The universe is a huge place, and even if complex life is relatively uncommon, it could still exist on millions of planets.

I also suspect it's Peter Ward's job to be disaster minded.

Mark said...
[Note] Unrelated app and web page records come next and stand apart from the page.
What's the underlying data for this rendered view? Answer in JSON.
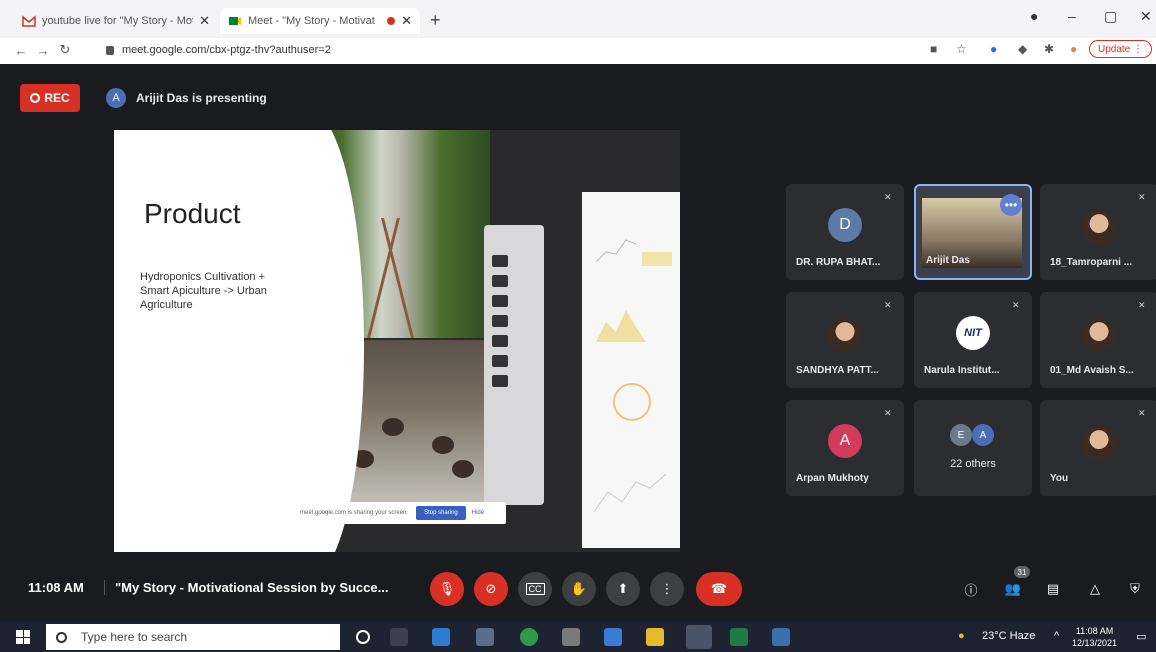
{
  "browser": {
    "tabs": [
      {
        "title": "youtube live for \"My Story - Mot",
        "favicon": "gmail-icon",
        "active": false
      },
      {
        "title": "Meet - \"My Story - Motivat",
        "favicon": "meet-icon",
        "active": true,
        "recording": true
      }
    ],
    "new_tab": "+",
    "url": "meet.google.com/cbx-ptgz-thv?authuser=2",
    "update_label": "Update",
    "window_controls": [
      "–",
      "▢",
      "✕"
    ]
  },
  "meet": {
    "rec_label": "REC",
    "presenter_initial": "A",
    "presenter_text": "Arijit Das is presenting",
    "slide": {
      "title": "Product",
      "body": "Hydroponics Cultivation + Smart Apiculture -> Urban Agriculture"
    },
    "share_bar": {
      "text": "meet.google.com is sharing your screen.",
      "stop_label": "Stop sharing",
      "hide_label": "Hide"
    },
    "participants": [
      {
        "name": "DR. RUPA BHAT...",
        "initial": "D",
        "color": "#5e7aa8",
        "type": "initial"
      },
      {
        "name": "Arijit Das",
        "type": "video",
        "active": true
      },
      {
        "name": "18_Tamroparni ...",
        "type": "photo"
      },
      {
        "name": "SANDHYA PATT...",
        "type": "photo"
      },
      {
        "name": "Narula Institut...",
        "type": "logo",
        "logo_text": "NIT"
      },
      {
        "name": "01_Md Avaish S...",
        "type": "photo"
      },
      {
        "name": "Arpan Mukhoty",
        "initial": "A",
        "color": "#d33b5c",
        "type": "initial"
      },
      {
        "name": "22 others",
        "type": "others",
        "initials": [
          "E",
          "A"
        ]
      },
      {
        "name": "You",
        "type": "photo"
      }
    ],
    "time": "11:08 AM",
    "meeting_title": "\"My Story - Motivational Session by Succe...",
    "people_count": "31"
  },
  "taskbar": {
    "search_placeholder": "Type here to search",
    "weather": "23°C Haze",
    "clock_time": "11:08 AM",
    "clock_date": "12/13/2021"
  }
}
Our species has had 64 years during which we could have wiped ourselves out in a nuclear war. We've also had 64 years during which we could have put that energy into colonizing the entire Sol system and really reaching to the stars. This would have put us a good ways toward being resistant to the first possibility. Our present reality is between these.
Maybe I'm expressing my optimistic side (didn't know I had one!)when I say I believe these extreme choices are typical of a technological society of any species.
Extrapolation/tangent: I'm not a contemporary of Thomas Jefferson. I'm not likely to be a contemporary of someone born in 2050 CE. That's not to say none of us did/do/will not exist. I can see how this idea can extend to entire societies, whether or not they exterminate themselves. I suspect that in future millenia explorers will find evidence of more deceased societies than currently existing ones.
Makes me want to reread/review "Cosmos".
James, having to be "disaster minded" or not depends also on what's appropriate for the situation. Doing sales, for example, one must look for what CAN go right. Doing engineering one must look for what CAN go wrong so as to design the thing to be safer.

bluesman miike Lindner said...

Mike Flynn, your points are well-taken, but I was not, maybe, =entirely= serious with that post (though I do think there's plenty of intelligent life.)

I just wanted to use the cliche "waste of space" in a (I hope) creative way. (Smiling emoticon here!)

Gregory said...

Brin & I disagreed with Peter Ward over his conclusions which weren't supported by calculations. I do think his views are important but he falls into the most common trap: taking a firm stand on little clear evidence.
We haven't even taken enough effort to find if life arose on Mars, surely the first step.
Gregory Benford

Sarah Hall said...

Maybe you're right that humanity will no longer exist a half billion years in the future. who knows what's going to happen? But I'm pretty sure that will be your academic helper forever!